Website and app data records:
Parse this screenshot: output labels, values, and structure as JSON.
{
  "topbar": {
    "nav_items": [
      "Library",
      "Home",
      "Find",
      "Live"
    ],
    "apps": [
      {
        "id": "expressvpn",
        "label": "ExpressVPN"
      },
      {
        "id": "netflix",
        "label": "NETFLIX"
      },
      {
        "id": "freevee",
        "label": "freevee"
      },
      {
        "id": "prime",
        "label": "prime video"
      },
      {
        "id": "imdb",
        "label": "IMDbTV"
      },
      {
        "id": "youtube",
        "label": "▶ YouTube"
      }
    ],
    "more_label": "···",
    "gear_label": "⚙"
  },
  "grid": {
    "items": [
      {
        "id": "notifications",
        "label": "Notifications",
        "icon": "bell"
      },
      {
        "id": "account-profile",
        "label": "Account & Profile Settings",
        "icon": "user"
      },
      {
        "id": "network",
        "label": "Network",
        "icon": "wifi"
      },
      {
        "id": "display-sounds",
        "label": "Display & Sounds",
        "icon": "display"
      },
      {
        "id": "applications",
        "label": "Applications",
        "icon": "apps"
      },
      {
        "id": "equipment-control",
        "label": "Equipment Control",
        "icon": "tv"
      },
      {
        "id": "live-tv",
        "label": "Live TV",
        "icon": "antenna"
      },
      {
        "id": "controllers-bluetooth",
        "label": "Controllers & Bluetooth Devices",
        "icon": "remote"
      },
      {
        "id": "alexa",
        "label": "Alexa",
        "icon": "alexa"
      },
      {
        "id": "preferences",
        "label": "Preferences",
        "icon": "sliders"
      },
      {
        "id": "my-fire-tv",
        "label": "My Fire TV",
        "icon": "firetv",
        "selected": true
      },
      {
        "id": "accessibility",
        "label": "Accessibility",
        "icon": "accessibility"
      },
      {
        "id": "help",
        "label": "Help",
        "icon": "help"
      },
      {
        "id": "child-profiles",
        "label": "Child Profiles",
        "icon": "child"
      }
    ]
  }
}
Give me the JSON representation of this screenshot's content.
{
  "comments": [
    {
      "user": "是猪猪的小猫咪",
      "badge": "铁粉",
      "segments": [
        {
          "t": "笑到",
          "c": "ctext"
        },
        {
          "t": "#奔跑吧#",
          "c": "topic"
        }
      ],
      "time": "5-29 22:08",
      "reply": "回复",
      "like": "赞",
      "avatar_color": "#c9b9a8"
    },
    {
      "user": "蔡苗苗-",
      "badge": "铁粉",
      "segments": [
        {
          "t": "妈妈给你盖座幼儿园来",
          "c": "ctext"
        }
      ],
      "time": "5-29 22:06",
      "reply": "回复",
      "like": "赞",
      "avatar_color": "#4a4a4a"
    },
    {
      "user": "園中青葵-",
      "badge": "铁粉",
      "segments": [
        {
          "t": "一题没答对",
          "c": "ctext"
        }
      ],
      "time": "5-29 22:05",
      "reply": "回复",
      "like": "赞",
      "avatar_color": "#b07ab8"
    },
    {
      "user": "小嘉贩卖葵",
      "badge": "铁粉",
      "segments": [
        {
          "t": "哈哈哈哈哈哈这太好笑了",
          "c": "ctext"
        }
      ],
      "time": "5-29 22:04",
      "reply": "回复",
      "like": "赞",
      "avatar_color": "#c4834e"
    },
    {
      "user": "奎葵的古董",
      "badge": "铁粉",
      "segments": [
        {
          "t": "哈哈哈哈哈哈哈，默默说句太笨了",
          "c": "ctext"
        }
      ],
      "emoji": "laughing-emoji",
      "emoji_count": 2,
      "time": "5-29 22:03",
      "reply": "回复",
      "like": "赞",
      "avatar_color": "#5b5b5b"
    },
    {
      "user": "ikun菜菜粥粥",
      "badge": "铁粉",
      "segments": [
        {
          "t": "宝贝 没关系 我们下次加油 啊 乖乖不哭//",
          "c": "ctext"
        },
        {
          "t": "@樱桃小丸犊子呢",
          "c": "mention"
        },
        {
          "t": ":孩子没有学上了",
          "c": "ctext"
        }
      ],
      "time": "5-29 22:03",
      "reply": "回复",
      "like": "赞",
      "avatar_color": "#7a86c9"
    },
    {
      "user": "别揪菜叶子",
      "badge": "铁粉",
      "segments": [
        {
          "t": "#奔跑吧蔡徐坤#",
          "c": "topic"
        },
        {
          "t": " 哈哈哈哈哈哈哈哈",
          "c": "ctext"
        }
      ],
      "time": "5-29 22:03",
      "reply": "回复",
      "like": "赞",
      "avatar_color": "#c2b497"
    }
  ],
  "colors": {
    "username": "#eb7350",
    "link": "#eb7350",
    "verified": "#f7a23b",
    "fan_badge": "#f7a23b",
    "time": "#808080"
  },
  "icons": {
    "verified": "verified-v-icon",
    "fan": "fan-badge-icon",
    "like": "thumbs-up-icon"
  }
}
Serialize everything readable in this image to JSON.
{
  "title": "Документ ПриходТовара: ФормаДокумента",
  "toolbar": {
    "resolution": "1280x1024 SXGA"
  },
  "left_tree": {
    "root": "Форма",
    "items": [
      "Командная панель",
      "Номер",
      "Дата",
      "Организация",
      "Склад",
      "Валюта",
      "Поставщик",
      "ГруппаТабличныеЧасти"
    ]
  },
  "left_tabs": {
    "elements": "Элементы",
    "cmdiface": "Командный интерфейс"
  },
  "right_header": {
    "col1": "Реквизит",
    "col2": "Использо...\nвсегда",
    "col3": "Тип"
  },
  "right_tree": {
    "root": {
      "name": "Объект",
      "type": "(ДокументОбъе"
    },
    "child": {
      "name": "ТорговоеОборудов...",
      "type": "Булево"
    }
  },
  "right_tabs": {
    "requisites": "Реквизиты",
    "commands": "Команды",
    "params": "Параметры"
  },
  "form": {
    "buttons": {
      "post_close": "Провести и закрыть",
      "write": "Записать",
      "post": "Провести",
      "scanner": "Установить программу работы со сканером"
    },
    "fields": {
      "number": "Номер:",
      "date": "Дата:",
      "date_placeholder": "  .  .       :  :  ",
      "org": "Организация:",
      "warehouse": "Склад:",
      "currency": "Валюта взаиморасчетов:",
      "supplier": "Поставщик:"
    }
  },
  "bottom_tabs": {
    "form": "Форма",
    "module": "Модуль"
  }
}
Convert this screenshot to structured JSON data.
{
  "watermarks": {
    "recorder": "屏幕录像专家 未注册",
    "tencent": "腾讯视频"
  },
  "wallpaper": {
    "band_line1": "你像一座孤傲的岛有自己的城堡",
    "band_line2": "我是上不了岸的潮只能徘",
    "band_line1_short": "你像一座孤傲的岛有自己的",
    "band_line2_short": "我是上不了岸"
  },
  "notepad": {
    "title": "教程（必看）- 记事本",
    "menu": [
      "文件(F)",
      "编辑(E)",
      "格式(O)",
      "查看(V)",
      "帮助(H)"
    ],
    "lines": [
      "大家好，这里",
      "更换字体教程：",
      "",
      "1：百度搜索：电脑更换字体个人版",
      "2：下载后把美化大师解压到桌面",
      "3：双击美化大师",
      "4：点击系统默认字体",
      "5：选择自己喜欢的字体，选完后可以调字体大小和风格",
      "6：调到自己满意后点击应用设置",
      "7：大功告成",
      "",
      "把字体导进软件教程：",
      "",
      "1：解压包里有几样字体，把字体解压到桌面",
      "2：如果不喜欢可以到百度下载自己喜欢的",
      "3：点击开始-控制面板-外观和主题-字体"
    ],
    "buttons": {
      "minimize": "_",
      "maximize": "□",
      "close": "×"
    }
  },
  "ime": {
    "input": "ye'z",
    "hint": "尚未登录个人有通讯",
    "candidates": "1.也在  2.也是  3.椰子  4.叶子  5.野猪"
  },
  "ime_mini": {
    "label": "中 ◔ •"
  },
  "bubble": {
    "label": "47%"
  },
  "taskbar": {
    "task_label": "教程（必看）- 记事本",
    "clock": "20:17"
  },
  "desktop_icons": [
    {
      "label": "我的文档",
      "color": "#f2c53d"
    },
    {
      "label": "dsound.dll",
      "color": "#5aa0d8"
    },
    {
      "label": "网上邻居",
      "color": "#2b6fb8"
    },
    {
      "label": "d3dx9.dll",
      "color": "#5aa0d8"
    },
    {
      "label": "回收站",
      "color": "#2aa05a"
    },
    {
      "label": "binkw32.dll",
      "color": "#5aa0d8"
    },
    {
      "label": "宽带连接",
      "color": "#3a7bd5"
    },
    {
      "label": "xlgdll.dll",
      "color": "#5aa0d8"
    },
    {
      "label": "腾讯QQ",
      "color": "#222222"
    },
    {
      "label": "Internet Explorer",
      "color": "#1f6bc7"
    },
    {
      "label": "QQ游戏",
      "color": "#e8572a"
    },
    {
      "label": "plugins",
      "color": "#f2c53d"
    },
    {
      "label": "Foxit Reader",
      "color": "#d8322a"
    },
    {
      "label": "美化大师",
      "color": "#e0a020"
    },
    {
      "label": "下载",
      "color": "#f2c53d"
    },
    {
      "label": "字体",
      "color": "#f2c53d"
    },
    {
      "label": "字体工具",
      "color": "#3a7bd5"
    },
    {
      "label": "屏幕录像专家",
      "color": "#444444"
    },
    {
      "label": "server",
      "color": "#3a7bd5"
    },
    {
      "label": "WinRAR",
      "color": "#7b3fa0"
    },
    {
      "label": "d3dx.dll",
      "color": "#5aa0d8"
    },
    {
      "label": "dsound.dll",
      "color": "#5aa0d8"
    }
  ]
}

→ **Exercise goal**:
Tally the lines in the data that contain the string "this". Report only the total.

→ **Answer to the exercise**:
4